Segment Open

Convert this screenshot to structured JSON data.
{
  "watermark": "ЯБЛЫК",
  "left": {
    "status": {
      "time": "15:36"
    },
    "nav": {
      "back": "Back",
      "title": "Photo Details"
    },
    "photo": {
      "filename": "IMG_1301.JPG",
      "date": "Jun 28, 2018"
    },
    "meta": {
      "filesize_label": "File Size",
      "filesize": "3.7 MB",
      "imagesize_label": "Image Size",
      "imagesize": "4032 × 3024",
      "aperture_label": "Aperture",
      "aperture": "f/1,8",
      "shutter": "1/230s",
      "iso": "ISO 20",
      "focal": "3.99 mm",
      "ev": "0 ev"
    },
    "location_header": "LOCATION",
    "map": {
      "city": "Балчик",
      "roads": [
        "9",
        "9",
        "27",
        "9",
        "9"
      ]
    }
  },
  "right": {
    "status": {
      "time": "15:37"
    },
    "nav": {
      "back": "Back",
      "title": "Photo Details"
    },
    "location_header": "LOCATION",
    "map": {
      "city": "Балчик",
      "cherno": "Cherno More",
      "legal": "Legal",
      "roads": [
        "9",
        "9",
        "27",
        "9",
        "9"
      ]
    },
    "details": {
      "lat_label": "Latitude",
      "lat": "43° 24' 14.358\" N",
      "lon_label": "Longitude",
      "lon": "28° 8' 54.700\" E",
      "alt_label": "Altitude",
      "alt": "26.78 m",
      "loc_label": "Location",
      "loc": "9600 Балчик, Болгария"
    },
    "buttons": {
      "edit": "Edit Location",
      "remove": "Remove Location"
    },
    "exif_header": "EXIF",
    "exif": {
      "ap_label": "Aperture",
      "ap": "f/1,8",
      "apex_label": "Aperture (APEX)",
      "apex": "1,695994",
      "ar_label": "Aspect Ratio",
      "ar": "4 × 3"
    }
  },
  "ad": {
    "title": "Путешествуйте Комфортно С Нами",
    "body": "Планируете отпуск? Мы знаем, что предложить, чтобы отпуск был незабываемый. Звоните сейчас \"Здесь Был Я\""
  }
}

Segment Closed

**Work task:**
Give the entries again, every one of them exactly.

**Your solution:**
Convert this screenshot to structured JSON data.
{
  "watermark": "ЯБЛЫК",
  "left": {
    "status": {
      "time": "15:36"
    },
    "nav": {
      "back": "Back",
      "title": "Photo Details"
    },
    "photo": {
      "filename": "IMG_1301.JPG",
      "date": "Jun 28, 2018"
    },
    "meta": {
      "filesize_label": "File Size",
      "filesize": "3.7 MB",
      "imagesize_label": "Image Size",
      "imagesize": "4032 × 3024",
      "aperture_label": "Aperture",
      "aperture": "f/1,8",
      "shutter": "1/230s",
      "iso": "ISO 20",
      "focal": "3.99 mm",
      "ev": "0 ev"
    },
    "location_header": "LOCATION",
    "map": {
      "city": "Балчик",
      "roads": [
        "9",
        "9",
        "27",
        "9",
        "9"
      ]
    }
  },
  "right": {
    "status": {
      "time": "15:37"
    },
    "nav": {
      "back": "Back",
      "title": "Photo Details"
    },
    "location_header": "LOCATION",
    "map": {
      "city": "Балчик",
      "cherno": "Cherno More",
      "legal": "Legal",
      "roads": [
        "9",
        "9",
        "27",
        "9",
        "9"
      ]
    },
    "details": {
      "lat_label": "Latitude",
      "lat": "43° 24' 14.358\" N",
      "lon_label": "Longitude",
      "lon": "28° 8' 54.700\" E",
      "alt_label": "Altitude",
      "alt": "26.78 m",
      "loc_label": "Location",
      "loc": "9600 Балчик, Болгария"
    },
    "buttons": {
      "edit": "Edit Location",
      "remove": "Remove Location"
    },
    "exif_header": "EXIF",
    "exif": {
      "ap_label": "Aperture",
      "ap": "f/1,8",
      "apex_label": "Aperture (APEX)",
      "apex": "1,695994",
      "ar_label": "Aspect Ratio",
      "ar": "4 × 3"
    }
  },
  "ad": {
    "title": "Путешествуйте Комфортно С Нами",
    "body": "Планируете отпуск? Мы знаем, что предложить, чтобы отпуск был незабываемый. Звоните сейчас \"Здесь Был Я\""
  }
}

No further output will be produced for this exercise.